"Tax on the poor" is synonymous with lottery because most of the people who often buy lottery are poor. There is a rare opportunity for them to achieve a sharp increase in wealth within the scope of their affordability, so buying lottery provides them with a chance, that is, winning big money with small investment.  We all know that the richer a person is, the more personal income tax he should pay, but this principle does not work in the lottery industry, where the proportion of poor people is higher than that of the rich. Economists also argue that the lottery is actually a tax on the poor on low-income people. So the "tax on the poor" became synonymous with lottery.


Origins of the “tax on the poor”

It is said that some classical British economists believed that the lottery was actually a tax imposed on the unlucky and poor people who were self-absorbed.

Another view is that the reason why the growth rate of the lottery industry outpaced the GDP growth rate is that "people love to buy lottery when they are poor, imagining that the jackpot will fall on their heads one day". People with low income, compared with the high-income ones, have contributed more lottery sales because poor people often dream to become rich overnight.

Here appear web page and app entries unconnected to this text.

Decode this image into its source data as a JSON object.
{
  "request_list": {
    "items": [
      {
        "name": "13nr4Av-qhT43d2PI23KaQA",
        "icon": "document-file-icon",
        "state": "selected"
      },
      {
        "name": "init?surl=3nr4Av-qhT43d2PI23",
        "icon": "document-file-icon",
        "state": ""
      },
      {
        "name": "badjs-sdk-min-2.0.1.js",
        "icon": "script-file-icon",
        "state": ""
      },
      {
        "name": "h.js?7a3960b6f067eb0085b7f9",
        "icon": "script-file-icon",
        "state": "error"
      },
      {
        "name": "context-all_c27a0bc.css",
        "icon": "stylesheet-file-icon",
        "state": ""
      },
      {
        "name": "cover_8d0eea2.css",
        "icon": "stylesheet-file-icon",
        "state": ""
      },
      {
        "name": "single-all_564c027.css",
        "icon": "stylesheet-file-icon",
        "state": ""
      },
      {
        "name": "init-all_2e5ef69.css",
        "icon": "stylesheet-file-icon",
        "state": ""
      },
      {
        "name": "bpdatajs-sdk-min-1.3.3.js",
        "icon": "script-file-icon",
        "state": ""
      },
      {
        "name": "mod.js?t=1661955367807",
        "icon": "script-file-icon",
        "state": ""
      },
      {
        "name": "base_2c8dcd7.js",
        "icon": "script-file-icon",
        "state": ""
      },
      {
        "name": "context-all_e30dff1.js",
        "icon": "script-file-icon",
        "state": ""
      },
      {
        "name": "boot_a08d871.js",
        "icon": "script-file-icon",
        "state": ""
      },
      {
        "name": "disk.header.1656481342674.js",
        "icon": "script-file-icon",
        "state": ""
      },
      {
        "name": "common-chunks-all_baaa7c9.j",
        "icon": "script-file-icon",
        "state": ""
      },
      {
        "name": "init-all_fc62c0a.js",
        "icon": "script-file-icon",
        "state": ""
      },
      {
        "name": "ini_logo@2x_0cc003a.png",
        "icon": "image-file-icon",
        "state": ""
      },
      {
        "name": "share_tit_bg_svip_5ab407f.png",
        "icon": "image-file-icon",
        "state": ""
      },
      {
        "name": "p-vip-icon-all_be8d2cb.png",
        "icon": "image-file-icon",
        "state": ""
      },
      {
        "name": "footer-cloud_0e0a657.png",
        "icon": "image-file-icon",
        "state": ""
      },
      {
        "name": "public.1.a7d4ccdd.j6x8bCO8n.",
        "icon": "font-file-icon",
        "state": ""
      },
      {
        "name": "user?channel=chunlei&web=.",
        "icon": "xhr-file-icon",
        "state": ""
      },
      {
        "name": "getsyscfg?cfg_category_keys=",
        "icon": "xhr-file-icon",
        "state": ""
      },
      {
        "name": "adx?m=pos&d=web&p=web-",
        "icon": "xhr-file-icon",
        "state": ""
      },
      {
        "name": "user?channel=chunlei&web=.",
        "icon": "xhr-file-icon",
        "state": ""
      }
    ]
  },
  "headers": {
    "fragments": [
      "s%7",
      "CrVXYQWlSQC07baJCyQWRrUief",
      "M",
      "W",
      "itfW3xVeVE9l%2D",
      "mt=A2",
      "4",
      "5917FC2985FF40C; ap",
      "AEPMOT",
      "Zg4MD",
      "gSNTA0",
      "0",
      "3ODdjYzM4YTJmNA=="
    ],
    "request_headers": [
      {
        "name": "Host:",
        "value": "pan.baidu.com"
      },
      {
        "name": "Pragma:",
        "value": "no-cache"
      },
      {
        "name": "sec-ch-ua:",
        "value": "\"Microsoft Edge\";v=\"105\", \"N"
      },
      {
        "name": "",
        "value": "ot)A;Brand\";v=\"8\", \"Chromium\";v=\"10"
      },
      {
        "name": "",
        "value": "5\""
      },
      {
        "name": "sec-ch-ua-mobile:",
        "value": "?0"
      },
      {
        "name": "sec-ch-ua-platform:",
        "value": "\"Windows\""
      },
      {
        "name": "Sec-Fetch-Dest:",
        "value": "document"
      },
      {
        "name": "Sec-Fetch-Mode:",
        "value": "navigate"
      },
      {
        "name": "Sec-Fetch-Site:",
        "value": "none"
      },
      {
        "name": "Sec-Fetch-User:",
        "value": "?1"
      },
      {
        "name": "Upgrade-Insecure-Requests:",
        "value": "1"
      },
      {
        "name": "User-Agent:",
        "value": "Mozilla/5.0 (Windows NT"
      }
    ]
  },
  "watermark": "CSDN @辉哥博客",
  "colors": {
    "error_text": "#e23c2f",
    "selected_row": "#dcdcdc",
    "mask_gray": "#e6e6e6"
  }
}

American scholar Garett ever conducted an economic study on this in 2011, and finally concluded that the proportion of lottery issuance in a country will increase with the increase of GDP, but after reaching a certain level, it will decrease with the increase of GDP.

Another important reason why the poor are willing to buy lottery tickets is that the investment in the lottery is relatively small and the return is quite high (even if the probability of winning the lottery is very small), and a three-dollar or five-dollar lottery ticket is not a huge expenditure even for people with low income. And the stimulus of this small amount of money has a significantly higher impact on the poor than on the rich.

For example, if Bill Gates won 5,000 dollars in a lottery ticket one day, a number that is insignificant to him, he may just feel a little bit of lucky; but if the 5,000-dollar lottery ticket falls on us, I believe that everyone is likely to be too excited to sleep.


In reality, many low-income groups have a dream of "getting rich overnight", and because of this, it is not uncommon for some people to buy lottery tickets by borrowing money, and even ruin their families in the end.

These "new blue-collar workers" who are obsessed with "winning the lottery to change their destiny" should stop and learn to try to study hard and polish their skills. The essence of the lottery determines that the people who are favored by the God of luck can only be a minority, and they cannot see it as a tool for investment and financial management, let alone the idea of relying on it to get rich overnight.